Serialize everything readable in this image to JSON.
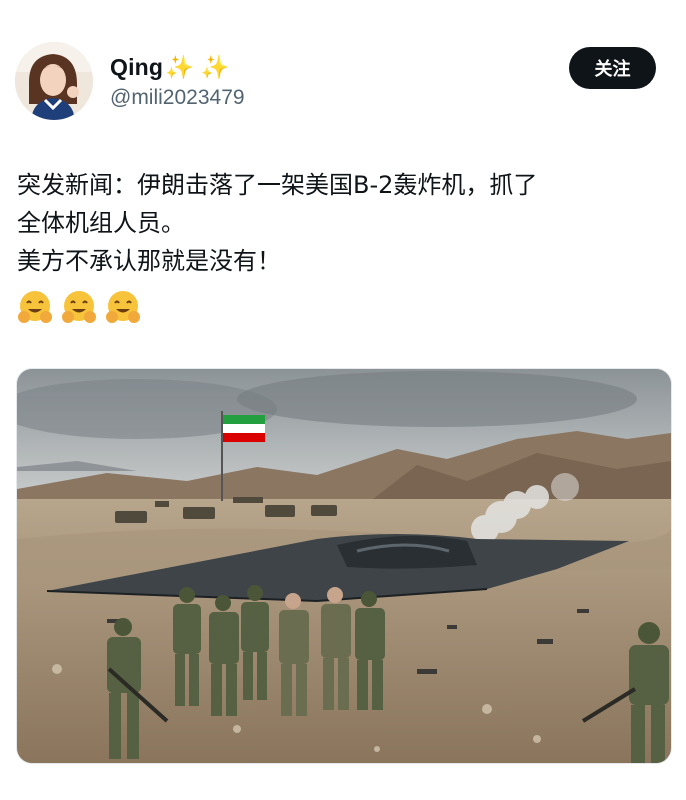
{
  "author": {
    "display_name": "Qing",
    "name_emoji": "✨ ✨",
    "handle": "@mili2023479"
  },
  "follow_button": {
    "label": "关注"
  },
  "post": {
    "lines": [
      "突发新闻：伊朗击落了一架美国B-2轰炸机，抓了",
      "全体机组人员。",
      "美方不承认那就是没有！"
    ],
    "emojis": [
      "hugging-face",
      "hugging-face",
      "hugging-face"
    ]
  },
  "media": {
    "icons": {
      "flag": "iran-flag",
      "aircraft": "stealth-bomber"
    }
  },
  "colors": {
    "text": "#0f1419",
    "secondary": "#536471",
    "button_bg": "#0f1419",
    "button_text": "#ffffff",
    "emoji_yellow": "#f7c33a"
  }
}
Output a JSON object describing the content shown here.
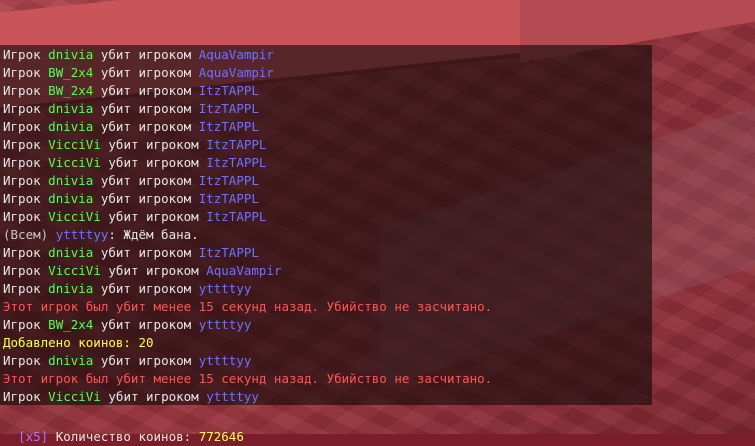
{
  "chat": {
    "lines": [
      {
        "type": "kill",
        "prefix": "Игрок",
        "killer": "dnivia",
        "middle": "убит игроком",
        "victim": "AquaVampir"
      },
      {
        "type": "kill",
        "prefix": "Игрок",
        "killer": "BW_2x4",
        "middle": "убит игроком",
        "victim": "AquaVampir"
      },
      {
        "type": "kill",
        "prefix": "Игрок",
        "killer": "BW_2x4",
        "middle": "убит игроком",
        "victim": "ItzTAPPL"
      },
      {
        "type": "kill",
        "prefix": "Игрок",
        "killer": "dnivia",
        "middle": "убит игроком",
        "victim": "ItzTAPPL"
      },
      {
        "type": "kill",
        "prefix": "Игрок",
        "killer": "dnivia",
        "middle": "убит игроком",
        "victim": "ItzTAPPL"
      },
      {
        "type": "kill",
        "prefix": "Игрок",
        "killer": "VicciVi",
        "middle": "убит игроком",
        "victim": "ItzTAPPL"
      },
      {
        "type": "kill",
        "prefix": "Игрок",
        "killer": "VicciVi",
        "middle": "убит игроком",
        "victim": "ItzTAPPL"
      },
      {
        "type": "kill",
        "prefix": "Игрок",
        "killer": "dnivia",
        "middle": "убит игроком",
        "victim": "ItzTAPPL"
      },
      {
        "type": "kill",
        "prefix": "Игрок",
        "killer": "dnivia",
        "middle": "убит игроком",
        "victim": "ItzTAPPL"
      },
      {
        "type": "kill",
        "prefix": "Игрок",
        "killer": "VicciVi",
        "middle": "убит игроком",
        "victim": "ItzTAPPL"
      },
      {
        "type": "msg",
        "channel": "(Всем)",
        "author": "yttttyy",
        "text": ": Ждём бана."
      },
      {
        "type": "kill",
        "prefix": "Игрок",
        "killer": "dnivia",
        "middle": "убит игроком",
        "victim": "ItzTAPPL"
      },
      {
        "type": "kill",
        "prefix": "Игрок",
        "killer": "VicciVi",
        "middle": "убит игроком",
        "victim": "AquaVampir"
      },
      {
        "type": "kill",
        "prefix": "Игрок",
        "killer": "dnivia",
        "middle": "убит игроком",
        "victim": "yttttyy"
      },
      {
        "type": "warn",
        "text": "Этот игрок был убит менее 15 секунд назад. Убийство не засчитано."
      },
      {
        "type": "kill",
        "prefix": "Игрок",
        "killer": "BW_2x4",
        "middle": "убит игроком",
        "victim": "yttttyy"
      },
      {
        "type": "coins",
        "text": "Добавлено коинов: 20"
      },
      {
        "type": "kill",
        "prefix": "Игрок",
        "killer": "dnivia",
        "middle": "убит игроком",
        "victim": "yttttyy"
      },
      {
        "type": "warn",
        "text": "Этот игрок был убит менее 15 секунд назад. Убийство не засчитано."
      },
      {
        "type": "kill",
        "prefix": "Игрок",
        "killer": "VicciVi",
        "middle": "убит игроком",
        "victim": "yttttyy"
      }
    ]
  },
  "status": {
    "multiplier": "[x5]",
    "label": " Количество коинов: ",
    "value": "772646"
  },
  "colors": {
    "killer": "#55ff55",
    "victim": "#6b74ff",
    "warn": "#ff5555",
    "coins": "#ffff55",
    "text": "#e6e6e6",
    "multiplier": "#b070ff"
  }
}
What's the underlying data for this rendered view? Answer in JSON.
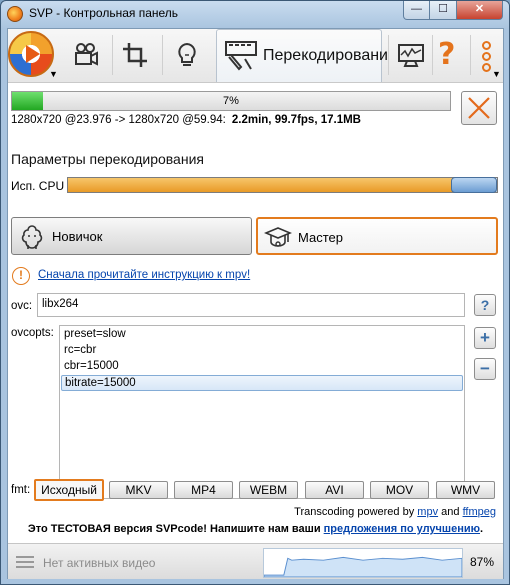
{
  "window": {
    "title": "SVP - Контрольная панель",
    "buttons": [
      "0",
      "1",
      "r"
    ]
  },
  "toolbar": {
    "active_tab_label": "Перекодировани",
    "icons": [
      "svp-logo-icon",
      "movie-camera-icon",
      "crop-icon",
      "lightbulb-icon",
      "transcode-icon",
      "monitor-icon",
      "question-icon",
      "more-icon"
    ]
  },
  "progress": {
    "percent": 7,
    "label": "7%",
    "source": "1280x720 @23.976 -> 1280x720 @59.94:",
    "stats": "2.2min, 99.7fps, 17.1MB"
  },
  "transcode": {
    "section_title": "Параметры перекодирования",
    "cpu_label": "Исп. CPU",
    "cpu_fraction": 0.9,
    "mode_novice": "Новичок",
    "mode_master": "Мастер",
    "warning_link": "Сначала прочитайте инструкцию к mpv!",
    "ovc_label": "ovc:",
    "ovc_value": "libx264",
    "help_button": "?",
    "ovcopts_label": "ovcopts:",
    "ovcopts": [
      "preset=slow",
      "rc=cbr",
      "cbr=15000",
      "bitrate=15000"
    ],
    "selected_opt": "bitrate=15000",
    "add_button": "+",
    "remove_button": "−",
    "fmt_label": "fmt:",
    "formats": [
      "Исходный",
      "MKV",
      "MP4",
      "WEBM",
      "AVI",
      "MOV",
      "WMV"
    ],
    "selected_format": "Исходный"
  },
  "footer": {
    "powered_prefix": "Transcoding powered by",
    "mpv_link": "mpv",
    "and": "and",
    "ffmpeg_link": "ffmpeg",
    "test_text": "Это ТЕСТОВАЯ версия SVPcode! Напишите нам ваши",
    "test_link": "предложения по улучшению",
    "test_end": "."
  },
  "statusbar": {
    "no_video": "Нет активных видео",
    "cpu_percent": "87%"
  },
  "colors": {
    "accent": "#e37b1e",
    "progress_green": "#22a722",
    "link": "#0645ad"
  }
}
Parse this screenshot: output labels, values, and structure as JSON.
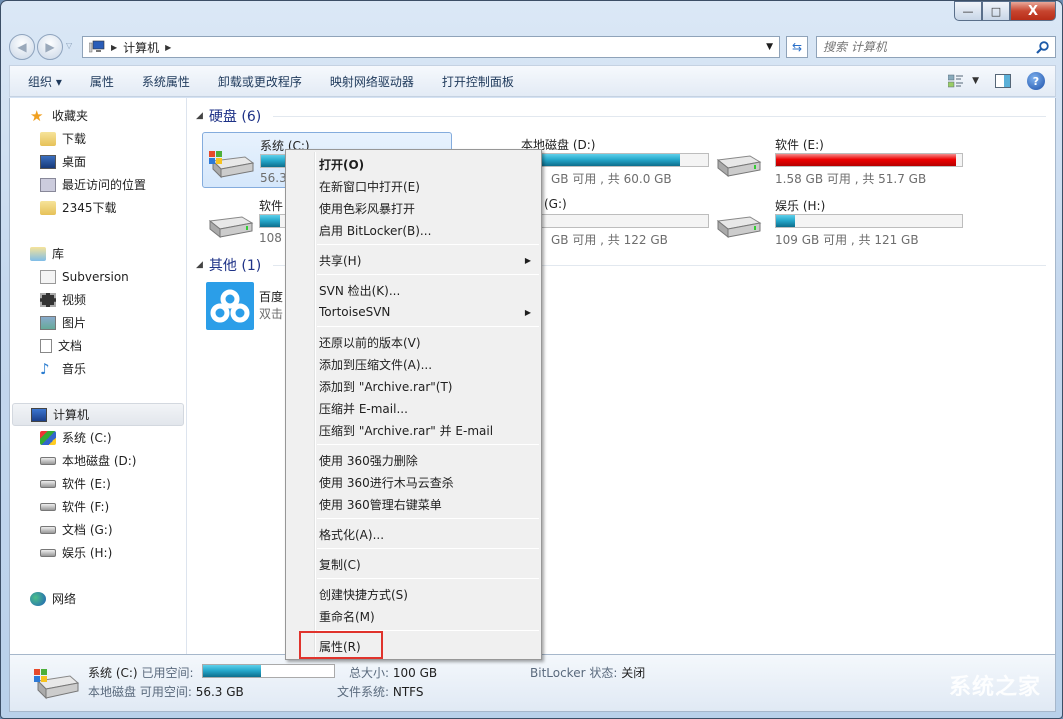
{
  "window": {
    "minimize": "—",
    "maximize": "□",
    "close": "X"
  },
  "nav": {
    "back_icon": "back-arrow",
    "forward_icon": "forward-arrow"
  },
  "address": {
    "root_icon": "computer-icon",
    "path": [
      "计算机"
    ]
  },
  "search": {
    "placeholder": "搜索 计算机"
  },
  "toolbar": {
    "items": [
      "组织 ▾",
      "属性",
      "系统属性",
      "卸载或更改程序",
      "映射网络驱动器",
      "打开控制面板"
    ]
  },
  "sidebar": {
    "favorites": {
      "label": "收藏夹",
      "items": [
        "下载",
        "桌面",
        "最近访问的位置",
        "2345下载"
      ]
    },
    "libraries": {
      "label": "库",
      "items": [
        "Subversion",
        "视频",
        "图片",
        "文档",
        "音乐"
      ]
    },
    "computer": {
      "label": "计算机",
      "items": [
        "系统 (C:)",
        "本地磁盘 (D:)",
        "软件 (E:)",
        "软件 (F:)",
        "文档 (G:)",
        "娱乐 (H:)"
      ]
    },
    "network": {
      "label": "网络"
    }
  },
  "groups": {
    "hdd": {
      "label": "硬盘 (6)"
    },
    "other": {
      "label": "其他 (1)"
    }
  },
  "drives": [
    {
      "name": "系统 (C:)",
      "info": "56.3",
      "used_fraction": 0.44,
      "color": "blue"
    },
    {
      "name": "本地磁盘 (D:)",
      "info": "GB 可用 , 共 60.0 GB",
      "used_fraction": 0.85,
      "color": "blue"
    },
    {
      "name": "软件 (E:)",
      "info": "1.58 GB 可用 , 共 51.7 GB",
      "used_fraction": 0.97,
      "color": "red"
    },
    {
      "name": "软件",
      "info": "108",
      "used_fraction": 0.11,
      "color": "blue"
    },
    {
      "name": "(G:)",
      "info": "GB 可用 , 共 122 GB",
      "used_fraction": 0.0,
      "color": "blue"
    },
    {
      "name": "娱乐 (H:)",
      "info": "109 GB 可用 , 共 121 GB",
      "used_fraction": 0.1,
      "color": "blue"
    }
  ],
  "other_items": [
    {
      "name": "百度",
      "desc": "双击"
    }
  ],
  "context_menu": {
    "items": [
      {
        "label": "打开(O)",
        "bold": true
      },
      {
        "label": "在新窗口中打开(E)"
      },
      {
        "label": "使用色彩风暴打开"
      },
      {
        "label": "启用 BitLocker(B)...",
        "icon": "shield-icon"
      },
      {
        "label": "共享(H)",
        "submenu": true
      },
      {
        "label": "SVN 检出(K)...",
        "icon": "svn-checkout-icon"
      },
      {
        "label": "TortoiseSVN",
        "icon": "tortoise-icon",
        "submenu": true
      },
      {
        "label": "还原以前的版本(V)"
      },
      {
        "label": "添加到压缩文件(A)...",
        "icon": "winrar-icon"
      },
      {
        "label": "添加到 \"Archive.rar\"(T)",
        "icon": "winrar-icon"
      },
      {
        "label": "压缩并 E-mail...",
        "icon": "winrar-icon"
      },
      {
        "label": "压缩到 \"Archive.rar\" 并 E-mail",
        "icon": "winrar-icon"
      },
      {
        "label": "使用 360强力删除",
        "icon": "360-delete-icon"
      },
      {
        "label": "使用 360进行木马云查杀",
        "icon": "360-icon"
      },
      {
        "label": "使用 360管理右键菜单",
        "icon": "360-icon"
      },
      {
        "label": "格式化(A)..."
      },
      {
        "label": "复制(C)"
      },
      {
        "label": "创建快捷方式(S)"
      },
      {
        "label": "重命名(M)"
      },
      {
        "label": "属性(R)",
        "highlighted": true
      }
    ]
  },
  "status": {
    "name": "系统 (C:)",
    "type": "本地磁盘",
    "used_label": "已用空间:",
    "used_fraction": 0.44,
    "free_label": "可用空间:",
    "free_value": "56.3 GB",
    "total_label": "总大小:",
    "total_value": "100 GB",
    "fs_label": "文件系统:",
    "fs_value": "NTFS",
    "bitlocker_label": "BitLocker 状态:",
    "bitlocker_value": "关闭"
  },
  "watermark": "系统之家"
}
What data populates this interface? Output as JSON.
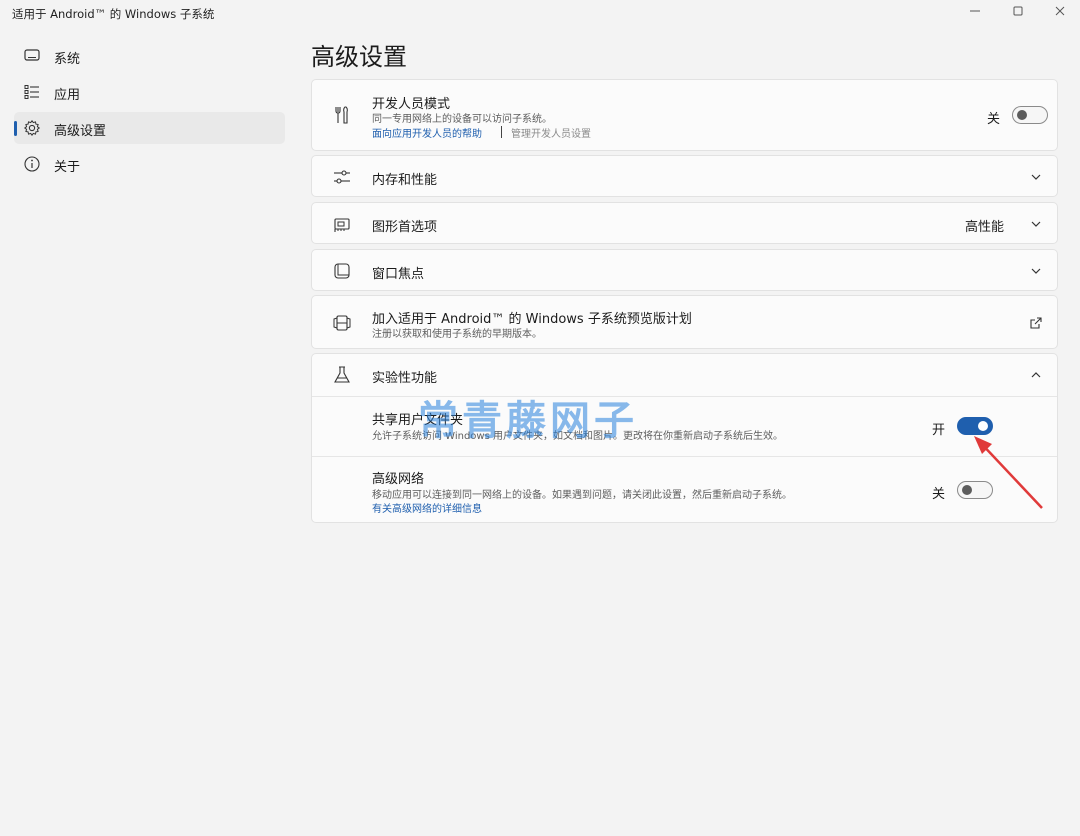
{
  "window": {
    "title": "适用于 Android™ 的 Windows 子系统",
    "minimize": "—",
    "maximize": "☐",
    "close": "✕"
  },
  "nav": {
    "items": [
      {
        "label": "系统",
        "icon": "monitor-icon"
      },
      {
        "label": "应用",
        "icon": "list-icon"
      },
      {
        "label": "高级设置",
        "icon": "gear-icon",
        "selected": true
      },
      {
        "label": "关于",
        "icon": "info-icon"
      }
    ]
  },
  "page": {
    "title": "高级设置"
  },
  "developer_mode": {
    "title": "开发人员模式",
    "description": "同一专用网络上的设备可以访问子系统。",
    "help_link": "面向应用开发人员的帮助",
    "manage_link": "管理开发人员设置",
    "state": "关",
    "on": false
  },
  "memory": {
    "title": "内存和性能"
  },
  "graphics": {
    "title": "图形首选项",
    "value": "高性能"
  },
  "window_focus": {
    "title": "窗口焦点"
  },
  "preview_program": {
    "title": "加入适用于 Android™ 的 Windows 子系统预览版计划",
    "description": "注册以获取和使用子系统的早期版本。"
  },
  "experimental": {
    "title": "实验性功能",
    "share_folder": {
      "title": "共享用户文件夹",
      "description": "允许子系统访问 Windows 用户文件夹，如文档和图片。更改将在你重新启动子系统后生效。",
      "state": "开",
      "on": true
    },
    "advanced_network": {
      "title": "高级网络",
      "description": "移动应用可以连接到同一网络上的设备。如果遇到问题，请关闭此设置，然后重新启动子系统。",
      "link": "有关高级网络的详细信息",
      "state": "关",
      "on": false
    }
  },
  "watermark": "常青藤网子",
  "colors": {
    "accent": "#1f5fae",
    "background": "#f3f3f3",
    "card": "#fbfbfb",
    "annotation_arrow": "#e03a3a"
  }
}
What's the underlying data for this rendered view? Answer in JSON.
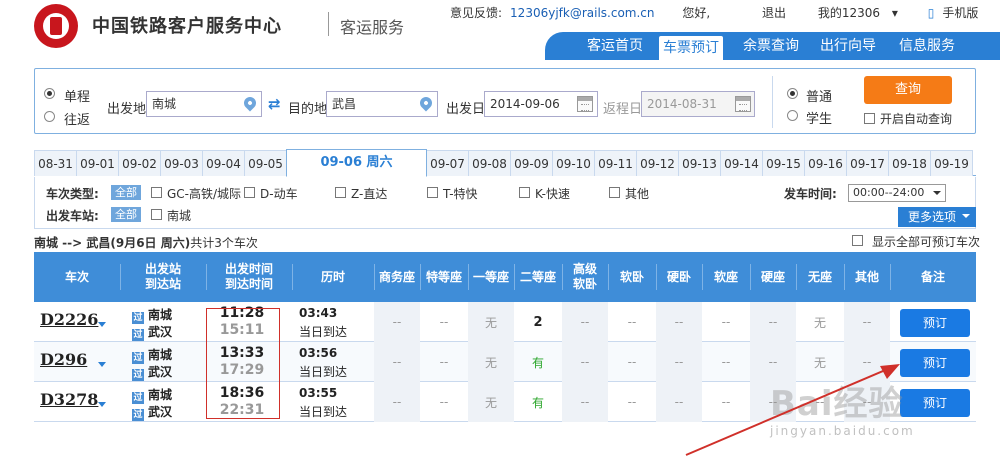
{
  "header": {
    "site_title": "中国铁路客户服务中心",
    "site_sub": "客运服务",
    "feedback_label": "意见反馈:",
    "feedback_email": "12306yjfk@rails.com.cn",
    "greeting": "您好,",
    "logout": "退出",
    "my12306": "我的12306",
    "mobile": "手机版",
    "nav": [
      "客运首页",
      "车票预订",
      "余票查询",
      "出行向导",
      "信息服务"
    ],
    "nav_active": "车票预订"
  },
  "search": {
    "trip_oneway": "单程",
    "trip_return": "往返",
    "from_label": "出发地",
    "from_value": "南城",
    "to_label": "目的地",
    "to_value": "武昌",
    "depart_label": "出发日",
    "depart_value": "2014-09-06",
    "return_label": "返程日",
    "return_value": "2014-08-31",
    "type_normal": "普通",
    "type_student": "学生",
    "search_button": "查询",
    "auto_query": "开启自动查询"
  },
  "dates": [
    "08-31",
    "09-01",
    "09-02",
    "09-03",
    "09-04",
    "09-05",
    "09-06 周六",
    "09-07",
    "09-08",
    "09-09",
    "09-10",
    "09-11",
    "09-12",
    "09-13",
    "09-14",
    "09-15",
    "09-16",
    "09-17",
    "09-18",
    "09-19"
  ],
  "filters": {
    "type_label": "车次类型:",
    "all": "全部",
    "types": [
      "GC-高铁/城际",
      "D-动车",
      "Z-直达",
      "T-特快",
      "K-快速",
      "其他"
    ],
    "depart_time_label": "发车时间:",
    "depart_time_value": "00:00--24:00",
    "station_label": "出发车站:",
    "stations": [
      "南城"
    ],
    "more_options": "更多选项"
  },
  "summary": {
    "route": "南城 --> 武昌",
    "date": "(9月6日  周六)",
    "count_text": "共计3个车次",
    "show_all": "显示全部可预订车次"
  },
  "table": {
    "headers": [
      "车次",
      "出发站\n到达站",
      "出发时间\n到达时间",
      "历时",
      "商务座",
      "特等座",
      "一等座",
      "二等座",
      "高级\n软卧",
      "软卧",
      "硬卧",
      "软座",
      "硬座",
      "无座",
      "其他",
      "备注"
    ],
    "rows": [
      {
        "train": "D2226",
        "from": "南城",
        "to": "武汉",
        "dep": "11:28",
        "arr": "15:11",
        "dur": "03:43",
        "day": "当日到达",
        "seats": [
          "--",
          "--",
          "无",
          "2",
          "--",
          "--",
          "--",
          "--",
          "--",
          "无",
          "--"
        ],
        "book": "预订"
      },
      {
        "train": "D296",
        "from": "南城",
        "to": "武汉",
        "dep": "13:33",
        "arr": "17:29",
        "dur": "03:56",
        "day": "当日到达",
        "seats": [
          "--",
          "--",
          "无",
          "有",
          "--",
          "--",
          "--",
          "--",
          "--",
          "无",
          "--"
        ],
        "book": "预订"
      },
      {
        "train": "D3278",
        "from": "南城",
        "to": "武汉",
        "dep": "18:36",
        "arr": "22:31",
        "dur": "03:55",
        "day": "当日到达",
        "seats": [
          "--",
          "--",
          "无",
          "有",
          "--",
          "--",
          "--",
          "--",
          "--",
          "--",
          "--"
        ],
        "book": "预订"
      }
    ]
  },
  "watermark": {
    "main": "Bai经验",
    "sub": "jingyan.baidu.com"
  },
  "colors": {
    "brand_blue": "#2a7fd4",
    "search_orange": "#f57b16",
    "logo_red": "#c8161d",
    "highlight_red": "#d0302a"
  }
}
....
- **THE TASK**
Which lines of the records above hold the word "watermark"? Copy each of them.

- **EXERCISE OUTPUT**
  "watermark": "系统之家"
  "watermark": "常青藤网子",
  "watermark": {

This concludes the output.